● Work to complete: Go through the lines below and copy each one that holds the string "time".

(Data records)
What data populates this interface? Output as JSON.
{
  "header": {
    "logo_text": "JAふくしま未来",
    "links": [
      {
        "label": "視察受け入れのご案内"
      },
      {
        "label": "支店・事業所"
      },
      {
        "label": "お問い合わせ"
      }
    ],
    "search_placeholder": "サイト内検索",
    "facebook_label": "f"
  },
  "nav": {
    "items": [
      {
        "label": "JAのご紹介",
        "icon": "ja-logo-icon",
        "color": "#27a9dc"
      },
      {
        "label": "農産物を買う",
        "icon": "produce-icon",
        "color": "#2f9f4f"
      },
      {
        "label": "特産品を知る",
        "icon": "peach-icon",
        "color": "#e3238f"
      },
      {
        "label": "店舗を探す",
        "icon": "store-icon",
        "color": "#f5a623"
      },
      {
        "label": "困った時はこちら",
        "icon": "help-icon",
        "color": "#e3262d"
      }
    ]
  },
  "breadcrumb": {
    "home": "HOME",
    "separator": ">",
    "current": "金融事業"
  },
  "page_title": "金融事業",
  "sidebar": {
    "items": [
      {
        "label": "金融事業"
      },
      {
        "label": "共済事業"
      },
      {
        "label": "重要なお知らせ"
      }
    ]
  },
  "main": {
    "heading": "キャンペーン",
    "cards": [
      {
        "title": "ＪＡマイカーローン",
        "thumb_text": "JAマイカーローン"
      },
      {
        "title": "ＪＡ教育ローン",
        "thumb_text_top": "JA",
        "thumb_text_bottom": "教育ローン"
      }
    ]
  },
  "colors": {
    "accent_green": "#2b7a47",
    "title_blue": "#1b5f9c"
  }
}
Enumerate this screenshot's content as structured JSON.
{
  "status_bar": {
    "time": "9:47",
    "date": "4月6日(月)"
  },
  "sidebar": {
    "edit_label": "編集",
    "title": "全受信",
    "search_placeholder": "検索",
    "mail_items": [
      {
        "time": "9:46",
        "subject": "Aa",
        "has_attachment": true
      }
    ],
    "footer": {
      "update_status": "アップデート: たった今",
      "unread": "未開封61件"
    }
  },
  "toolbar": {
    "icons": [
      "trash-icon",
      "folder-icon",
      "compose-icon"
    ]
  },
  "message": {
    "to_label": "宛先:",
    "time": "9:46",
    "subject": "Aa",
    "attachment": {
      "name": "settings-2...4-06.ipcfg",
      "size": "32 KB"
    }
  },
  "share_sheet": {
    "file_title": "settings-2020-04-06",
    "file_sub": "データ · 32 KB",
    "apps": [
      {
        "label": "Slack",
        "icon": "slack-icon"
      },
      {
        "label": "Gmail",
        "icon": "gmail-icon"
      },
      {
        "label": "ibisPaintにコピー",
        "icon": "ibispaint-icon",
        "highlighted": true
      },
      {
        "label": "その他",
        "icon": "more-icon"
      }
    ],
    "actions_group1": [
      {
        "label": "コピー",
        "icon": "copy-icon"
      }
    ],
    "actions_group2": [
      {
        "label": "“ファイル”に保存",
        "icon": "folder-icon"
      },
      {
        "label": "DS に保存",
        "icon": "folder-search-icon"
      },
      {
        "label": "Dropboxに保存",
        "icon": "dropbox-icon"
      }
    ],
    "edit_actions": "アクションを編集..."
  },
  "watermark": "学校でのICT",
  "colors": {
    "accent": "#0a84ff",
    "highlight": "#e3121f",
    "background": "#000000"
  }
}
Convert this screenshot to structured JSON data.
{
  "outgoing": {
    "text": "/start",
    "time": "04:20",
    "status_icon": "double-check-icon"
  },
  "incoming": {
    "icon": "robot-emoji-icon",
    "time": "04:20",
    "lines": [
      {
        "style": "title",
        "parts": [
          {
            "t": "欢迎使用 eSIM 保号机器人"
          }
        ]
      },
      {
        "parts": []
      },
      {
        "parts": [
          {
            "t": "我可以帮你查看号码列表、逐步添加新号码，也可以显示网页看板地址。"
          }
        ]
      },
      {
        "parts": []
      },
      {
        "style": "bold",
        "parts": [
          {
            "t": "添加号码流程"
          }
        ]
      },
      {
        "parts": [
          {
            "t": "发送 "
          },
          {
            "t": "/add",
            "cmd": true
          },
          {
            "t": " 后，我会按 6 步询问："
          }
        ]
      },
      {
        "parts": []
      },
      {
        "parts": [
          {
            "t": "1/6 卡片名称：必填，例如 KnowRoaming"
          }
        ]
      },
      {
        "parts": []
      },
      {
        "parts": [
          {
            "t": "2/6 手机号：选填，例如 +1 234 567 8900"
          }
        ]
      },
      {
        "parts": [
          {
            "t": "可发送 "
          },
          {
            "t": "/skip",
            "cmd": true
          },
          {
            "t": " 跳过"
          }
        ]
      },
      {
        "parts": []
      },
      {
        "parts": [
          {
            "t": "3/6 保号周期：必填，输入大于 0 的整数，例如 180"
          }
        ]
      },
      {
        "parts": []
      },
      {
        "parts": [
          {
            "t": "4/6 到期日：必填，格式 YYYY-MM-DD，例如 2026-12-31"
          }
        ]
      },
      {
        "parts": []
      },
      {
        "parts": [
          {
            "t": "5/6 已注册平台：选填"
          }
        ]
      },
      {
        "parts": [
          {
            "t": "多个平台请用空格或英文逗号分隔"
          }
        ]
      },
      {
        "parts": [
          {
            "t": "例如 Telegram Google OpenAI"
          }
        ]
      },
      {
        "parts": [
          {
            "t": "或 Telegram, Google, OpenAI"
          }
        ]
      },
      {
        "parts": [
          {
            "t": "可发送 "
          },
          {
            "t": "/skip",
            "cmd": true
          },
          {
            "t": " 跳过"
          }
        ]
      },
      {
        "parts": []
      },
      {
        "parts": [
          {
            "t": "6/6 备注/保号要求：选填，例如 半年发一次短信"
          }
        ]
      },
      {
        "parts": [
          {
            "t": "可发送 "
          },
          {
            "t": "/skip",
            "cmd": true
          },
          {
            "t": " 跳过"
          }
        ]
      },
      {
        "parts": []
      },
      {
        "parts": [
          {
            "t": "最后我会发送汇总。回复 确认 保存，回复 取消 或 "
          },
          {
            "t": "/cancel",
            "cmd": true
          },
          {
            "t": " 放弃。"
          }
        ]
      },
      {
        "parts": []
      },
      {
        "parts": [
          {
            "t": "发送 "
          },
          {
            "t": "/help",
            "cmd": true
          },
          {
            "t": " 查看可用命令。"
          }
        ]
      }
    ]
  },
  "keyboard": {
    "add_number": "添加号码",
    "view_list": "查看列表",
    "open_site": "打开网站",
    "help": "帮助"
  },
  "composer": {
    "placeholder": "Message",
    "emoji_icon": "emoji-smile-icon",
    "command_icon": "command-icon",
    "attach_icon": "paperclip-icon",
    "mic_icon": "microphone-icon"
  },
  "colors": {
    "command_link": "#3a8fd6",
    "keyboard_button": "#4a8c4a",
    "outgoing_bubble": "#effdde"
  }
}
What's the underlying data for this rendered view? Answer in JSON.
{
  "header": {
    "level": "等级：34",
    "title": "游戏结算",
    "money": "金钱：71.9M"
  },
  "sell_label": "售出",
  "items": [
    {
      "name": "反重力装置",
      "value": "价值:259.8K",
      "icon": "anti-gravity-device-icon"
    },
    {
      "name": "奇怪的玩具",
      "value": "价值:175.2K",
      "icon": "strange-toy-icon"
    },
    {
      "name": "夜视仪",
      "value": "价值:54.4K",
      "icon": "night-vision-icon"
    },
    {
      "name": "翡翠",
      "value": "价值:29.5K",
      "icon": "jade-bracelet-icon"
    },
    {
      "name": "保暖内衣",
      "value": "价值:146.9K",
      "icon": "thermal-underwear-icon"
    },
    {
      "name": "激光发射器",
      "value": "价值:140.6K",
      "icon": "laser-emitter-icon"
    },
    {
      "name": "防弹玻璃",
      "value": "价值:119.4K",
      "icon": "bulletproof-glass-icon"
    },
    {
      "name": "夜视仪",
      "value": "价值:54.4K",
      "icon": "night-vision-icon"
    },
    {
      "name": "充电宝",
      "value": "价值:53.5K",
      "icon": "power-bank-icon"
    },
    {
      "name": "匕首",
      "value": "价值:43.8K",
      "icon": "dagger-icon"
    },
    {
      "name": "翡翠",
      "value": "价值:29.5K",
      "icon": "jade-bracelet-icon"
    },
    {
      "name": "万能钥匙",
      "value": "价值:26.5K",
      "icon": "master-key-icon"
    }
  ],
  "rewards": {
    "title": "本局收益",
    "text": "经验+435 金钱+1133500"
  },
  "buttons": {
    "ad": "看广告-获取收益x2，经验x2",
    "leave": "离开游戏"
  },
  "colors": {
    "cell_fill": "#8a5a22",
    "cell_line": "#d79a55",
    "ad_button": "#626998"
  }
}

● Output for this task:
    "time": "9:47",
        "time": "9:46",
    "time": "9:46",
    "time": "04:20",
    "time": "04:20",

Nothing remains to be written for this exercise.